Tuesday, August 13, 2013

Tie Dyed T-shirts

(Click on photos to enlarge)

Guess I missed out on the tie dye craze a few decades ago, so our granddaughters roped me in now.   When one of the girls suggested we have a girls’ bonding day to tie dye, I had no idea how to tie dye, what dyes to use or the array of design possibilities.  So being the type of person I am, I started researching tie dyeing so I would be prepared and not feel like a total dummy.  And there’s no better place to start than YouTube.  After watching several videos, I soon learned the basics, tying techniques for the different designs and also that there’s no wrong way to tie dye.  The possibilities are endless.

So off I go to buy shirts and dyes.  Walmart, the only department store in our town is where I found tie dye kits by Tulip.  The kits are prepackaged with dyes and bottles to mix with water, rubber bands, gloves and instructions.  Tulip dyes are advertised as being organic, so I would assume safer for people and safer for the environment.  What more could I ask for?  I also purchased the shirts at Walmart.  The dyes in the kits are fiber reactive so 100% cotton fabric is recommended.  Any fiber reactive dyes can be used, just be sure to follow the manufacturer’s instructions for their use.

Our first tie dye day arrived a couple weeks ago and we just had a blast.
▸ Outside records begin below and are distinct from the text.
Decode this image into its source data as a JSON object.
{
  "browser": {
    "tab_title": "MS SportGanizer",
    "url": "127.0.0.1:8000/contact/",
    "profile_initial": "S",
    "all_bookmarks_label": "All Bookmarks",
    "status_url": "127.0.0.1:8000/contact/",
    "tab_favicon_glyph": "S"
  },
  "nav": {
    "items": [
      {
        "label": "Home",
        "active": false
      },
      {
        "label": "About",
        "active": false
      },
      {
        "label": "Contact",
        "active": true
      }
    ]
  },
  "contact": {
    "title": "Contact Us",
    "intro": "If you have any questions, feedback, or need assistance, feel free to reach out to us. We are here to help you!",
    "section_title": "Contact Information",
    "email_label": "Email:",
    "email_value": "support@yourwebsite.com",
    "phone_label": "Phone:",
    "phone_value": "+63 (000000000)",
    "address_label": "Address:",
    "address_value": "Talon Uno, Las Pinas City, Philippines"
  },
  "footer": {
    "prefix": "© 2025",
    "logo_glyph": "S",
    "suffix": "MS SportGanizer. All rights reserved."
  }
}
Earlier in the morning, I prewashed the shirts to rid them of the sizing in the fabric and applied the dyes while they were still damp.  I laid a plastic painter’s drop cloth over my counter for us to work on, laid our shirts on a couple of paper towels and we began our designs.  They all turned out really great. 

One thing I noticed is that most of the videos I watched and the instructions that came with the dye kits fail to emphasize that the shirts need to be turned over to apply color to the back side also.  One of the girls used different colors on the backside than on the front and came up with a gorgeous spiral shirt.

Fabric dyed with fiber reactive dyes need to set at room temperature to set the colors properly so the hardest part was waiting til the next day to see the results of our creations.  The Tulip instructions say to let set for 6-8 hours before rinsing but recommend up to 24 hours for more vibrant colors.  The rinsing and washing was pretty exciting.  However, after the excess dye is washed out, the colors aren’t near as vibrant as they are when wet.  I must stress to rinse in a sink until the water runs pretty much clear, do NOT wash in the washer until most of the excess dye has been previously rinsed out.  There is a lot of excess dye that doesn't get absorbed into the fabric and if washed before rinsing, a lot of the excess dye will be surging around in the washing machine, to get absorbed in places you don't want it to be.

We had so much fun and wanted more shirts so we planned another tie dye day when all three girls could get together.  On Sat, the 4 of us dyed 3 more shirts each.  Had another fun day, but not without incident….a bottle of dye got knocked off and onto the floor.  But it wiped up with wet paper towels without staining and all was well.  After our dyeing, there were a couple dribbles on the countertop but they cleaned right up by rubbing them with a wet paper towel and a shake of baking soda as a cleanser.  I don’t know how the dye would clean up after it dried but the dye on my fingers has already washed/worn off.  So all is well on that front too.

Enjoy the pictures.

This configuration makes the bulls eye pattern.  Decide where you want the bulls eye located, pinch both layers of fabric and grab it with your fingers.  Hold it up in the air and straighten the fabric as best as you can, section it off and wrap with rubber bands.  Add dye to each section.  On the thicker sections, make sure you saturate the fabric, squirting more dye into the folds, turn over and repeat the colors on the other side.

This method makes a spiral design.  Again decide where you want the spiral located on your shirt, grab both layers of fabric and tightly twist it around, making a circle.  Place rubber bands around the shirt as shown and apply dyes to each 'pie' shape.  Again squirt dye into the folds.   Turn over and repeat the colors on the back side.  Use a clean paper towel to prevent unwanted drips applying themselves to the wrong spots.

These are the dyeing results of the girls' shirts on our 2nd get together.  Look interesting, don't they?

These are the shirts from the group on the right hand side.  I think they're all great!
The kitty thinks so too.

These 3 came from the middle group in the picture above.  Pretty awesome.

These are the shirts we did on our 2nd day.  The double spirals are done by folding a bottom corner of the shirt up to the opposite shoulder seam, then twisting the same as for the single spiral.   The top 3 shirts are results of the first group in the photo above.  And the 2 on the right hand side are double spirals.  The one in the middle was dyed with different colors on the back side. 

These are the shirts from our first dyeing day.....just enough to make us want to do more.

P.S.  Here are a couple links from YouTube to help get you started.

Single spiral:  http://www.youtube.com/watch?v=PbjWkiQ5DtI&list=TLkqsBo7zhfZo

Double spiral:  http://www.youtube.com/watch?v=tZGwVMs5lBg

Bullseye:  http://www.youtube.com/watch?v=2nm0q5654AE